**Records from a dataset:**
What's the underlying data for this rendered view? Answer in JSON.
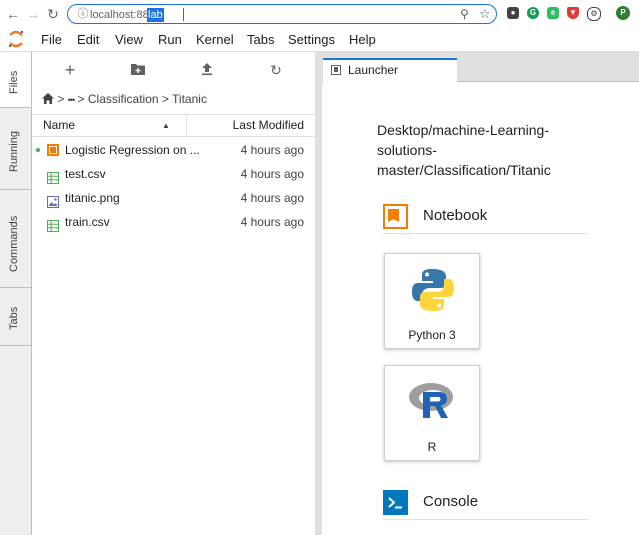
{
  "browser": {
    "url_host": "localhost:8888/",
    "url_path": "lab"
  },
  "menubar": {
    "items": [
      "File",
      "Edit",
      "View",
      "Run",
      "Kernel",
      "Tabs",
      "Settings",
      "Help"
    ]
  },
  "sidebar": {
    "tabs": [
      "Files",
      "Running",
      "Commands",
      "Tabs"
    ]
  },
  "filebrowser": {
    "breadcrumb": {
      "ellipsis": "•••",
      "sep1": ">",
      "sep2": ">",
      "folder1": "Classification",
      "sep3": ">",
      "folder2": "Titanic"
    },
    "columns": {
      "name": "Name",
      "modified": "Last Modified"
    },
    "files": [
      {
        "name": "Logistic Regression on ...",
        "modified": "4 hours ago",
        "type": "notebook",
        "running": true
      },
      {
        "name": "test.csv",
        "modified": "4 hours ago",
        "type": "csv",
        "running": false
      },
      {
        "name": "titanic.png",
        "modified": "4 hours ago",
        "type": "image",
        "running": false
      },
      {
        "name": "train.csv",
        "modified": "4 hours ago",
        "type": "csv",
        "running": false
      }
    ]
  },
  "main": {
    "tab_label": "Launcher",
    "cwd": "Desktop/machine-Learning-solutions-master/Classification/Titanic",
    "sections": {
      "notebook": "Notebook",
      "console": "Console"
    },
    "kernels": [
      {
        "label": "Python 3"
      },
      {
        "label": "R"
      }
    ]
  },
  "colors": {
    "accent": "#1976d2",
    "notebook_orange": "#f57c00",
    "csv_green": "#4caf50",
    "console_blue": "#0277bd"
  }
}
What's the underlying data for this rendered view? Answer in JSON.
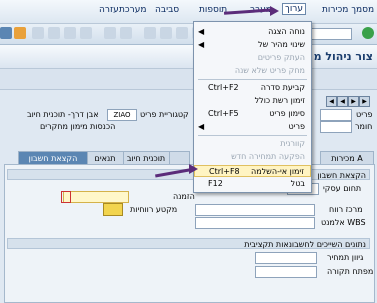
{
  "menubar": {
    "items": [
      "מסמך מכירות",
      "ערוך",
      "מעבר",
      "תוספות",
      "סביבה",
      "מערכת",
      "עזרה"
    ]
  },
  "title": {
    "text": "צור ניהול מ"
  },
  "header": {
    "label_item": "פריט",
    "label_material": "חומר",
    "label_category": "קטגוריית פריט",
    "category_value": "ZIAO",
    "label_billing_plan": "אבן דרך- תוכנית חיוב",
    "label_revenue": "הכנסות מימון מחקרים"
  },
  "tabs": [
    "מכירות A",
    "",
    "תוכנית חיוב",
    "תנאים",
    "הקצאת חשבון"
  ],
  "pane": {
    "section_account": "הקצאת חשבון",
    "business_area": "תחום עסקי",
    "order": "הזמנה",
    "profit_center": "מרכז רווח",
    "profitability_segment": "מקטע רווחיות",
    "wbs_element": "אלמנט WBS",
    "section_budget": "נתונים השייכים לחשבונאות תקציבית",
    "budget_fund": "גיוון תמחיר",
    "funds_center": "מפתח תקורה"
  },
  "dropdown": {
    "items": [
      {
        "label": "נוחה הצגה",
        "shortcut": "",
        "arrow": "◀",
        "disabled": false
      },
      {
        "label": "שינוי מהיר של",
        "shortcut": "",
        "arrow": "◀",
        "disabled": false
      },
      {
        "label": "העתק פריטים",
        "shortcut": "",
        "arrow": "",
        "disabled": true
      },
      {
        "label": "מחק פריט שלא שנה",
        "shortcut": "",
        "arrow": "",
        "disabled": true
      },
      {
        "label": "קביעת סדרה",
        "shortcut": "Ctrl+F2",
        "arrow": "",
        "disabled": false
      },
      {
        "label": "זימון רשת כולל",
        "shortcut": "",
        "arrow": "",
        "disabled": false
      },
      {
        "label": "סימון פריט",
        "shortcut": "Ctrl+F5",
        "arrow": "",
        "disabled": false
      },
      {
        "label": "פריט",
        "shortcut": "",
        "arrow": "◀",
        "disabled": false
      },
      {
        "label": "קוורנית",
        "shortcut": "",
        "arrow": "",
        "disabled": true
      },
      {
        "label": "הפקעה תמחירה חדש",
        "shortcut": "",
        "arrow": "",
        "disabled": true
      },
      {
        "label": "זימון אי-השלמה",
        "shortcut": "Ctrl+F8",
        "arrow": "",
        "disabled": false
      },
      {
        "label": "בטל",
        "shortcut": "F12",
        "arrow": "",
        "disabled": false
      }
    ]
  },
  "colors": {
    "accent": "#5b2c7a",
    "highlight": "#fff4c2",
    "tab_active": "#5b86b3"
  }
}
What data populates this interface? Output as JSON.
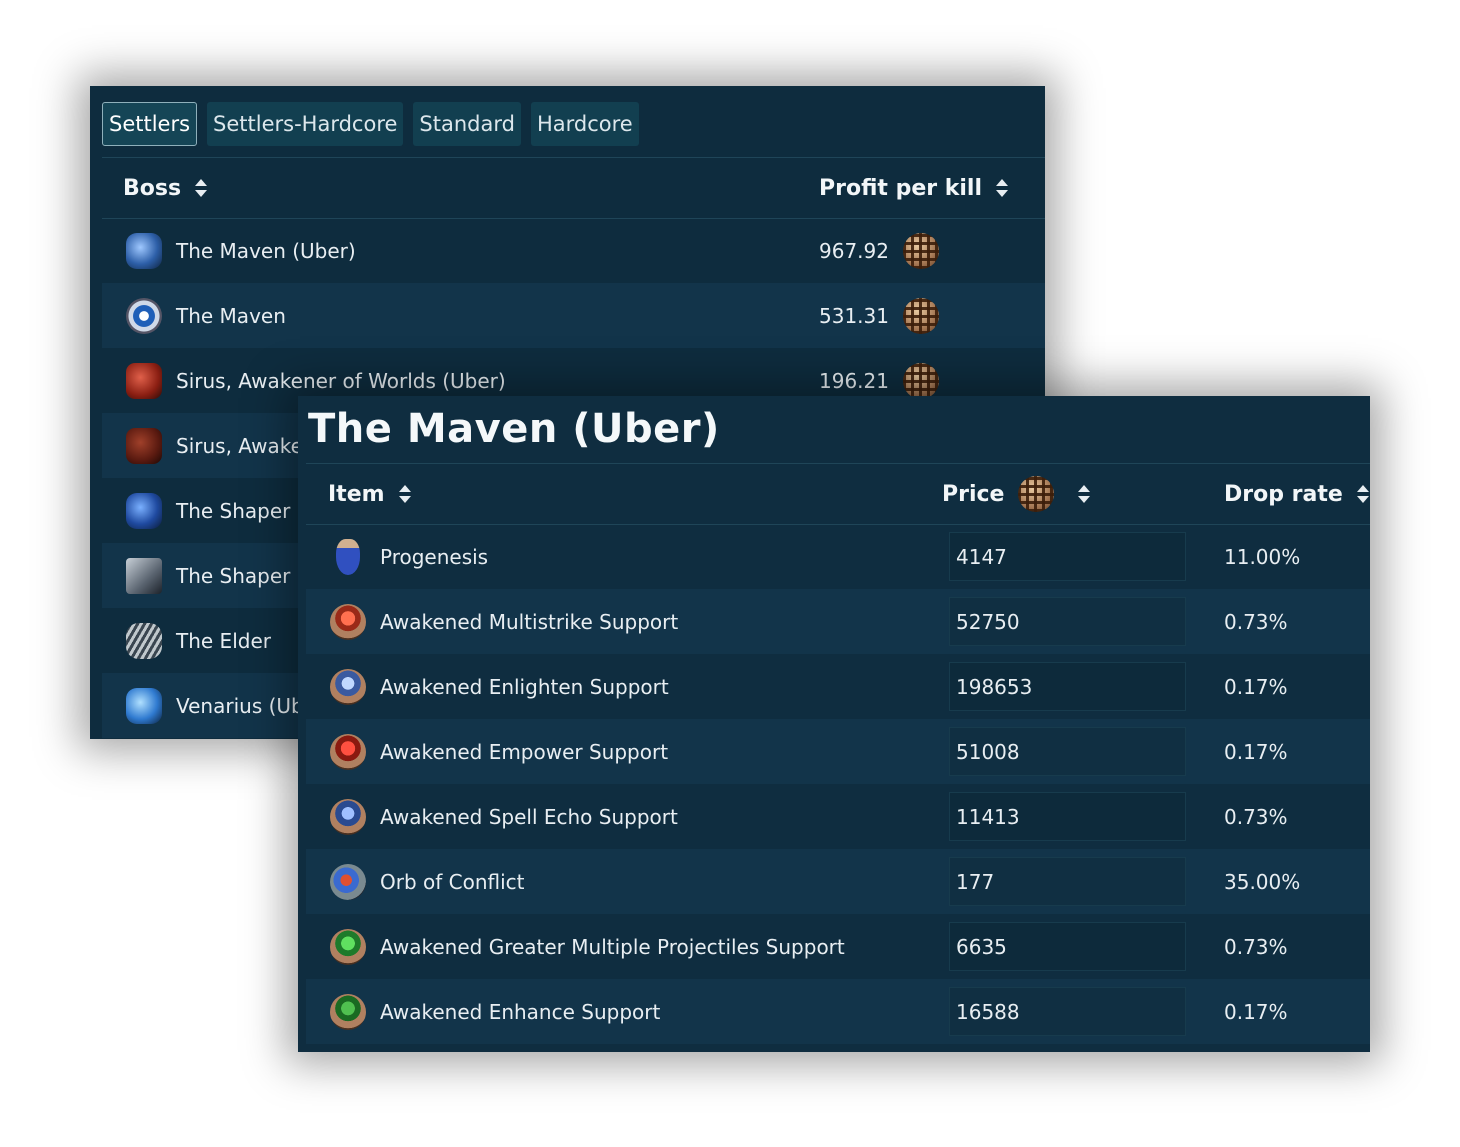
{
  "boss_panel": {
    "tabs": [
      {
        "label": "Settlers",
        "active": true
      },
      {
        "label": "Settlers-Hardcore",
        "active": false
      },
      {
        "label": "Standard",
        "active": false
      },
      {
        "label": "Hardcore",
        "active": false
      }
    ],
    "columns": {
      "boss": "Boss",
      "profit": "Profit per kill"
    },
    "rows": [
      {
        "name": "The Maven (Uber)",
        "profit": "967.92",
        "icon": "maven-uber-icon"
      },
      {
        "name": "The Maven",
        "profit": "531.31",
        "icon": "maven-eye-icon"
      },
      {
        "name": "Sirus, Awakener of Worlds (Uber)",
        "profit": "196.21",
        "icon": "sirus-uber-icon"
      },
      {
        "name": "Sirus, Awake",
        "profit": "",
        "icon": "sirus-icon"
      },
      {
        "name": "The Shaper",
        "profit": "",
        "icon": "shaper-uber-icon"
      },
      {
        "name": "The Shaper",
        "profit": "",
        "icon": "shaper-icon"
      },
      {
        "name": "The Elder",
        "profit": "",
        "icon": "elder-icon"
      },
      {
        "name": "Venarius (Ub",
        "profit": "",
        "icon": "venarius-icon"
      }
    ]
  },
  "drop_panel": {
    "title": "The Maven (Uber)",
    "columns": {
      "item": "Item",
      "price": "Price",
      "drop_rate": "Drop rate"
    },
    "rows": [
      {
        "item": "Progenesis",
        "price": "4147",
        "drop_rate": "11.00%",
        "icon": "flask-icon"
      },
      {
        "item": "Awakened Multistrike Support",
        "price": "52750",
        "drop_rate": "0.73%",
        "icon": "red-gem-icon"
      },
      {
        "item": "Awakened Enlighten Support",
        "price": "198653",
        "drop_rate": "0.17%",
        "icon": "blue-gem-icon"
      },
      {
        "item": "Awakened Empower Support",
        "price": "51008",
        "drop_rate": "0.17%",
        "icon": "red-gem-icon"
      },
      {
        "item": "Awakened Spell Echo Support",
        "price": "11413",
        "drop_rate": "0.73%",
        "icon": "blue-gem-icon"
      },
      {
        "item": "Orb of Conflict",
        "price": "177",
        "drop_rate": "35.00%",
        "icon": "orb-icon"
      },
      {
        "item": "Awakened Greater Multiple Projectiles Support",
        "price": "6635",
        "drop_rate": "0.73%",
        "icon": "green-gem-icon"
      },
      {
        "item": "Awakened Enhance Support",
        "price": "16588",
        "drop_rate": "0.17%",
        "icon": "green-gem-icon"
      }
    ]
  },
  "colors": {
    "panel_bg": "#0f2d40",
    "row_alt": "#12344a",
    "tab_bg": "#123f50",
    "text": "#e8eef2"
  }
}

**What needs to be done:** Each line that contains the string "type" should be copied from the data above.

**Answer box:**
        "type": "notebook",
        "type": "csv",
        "type": "image",
        "type": "csv",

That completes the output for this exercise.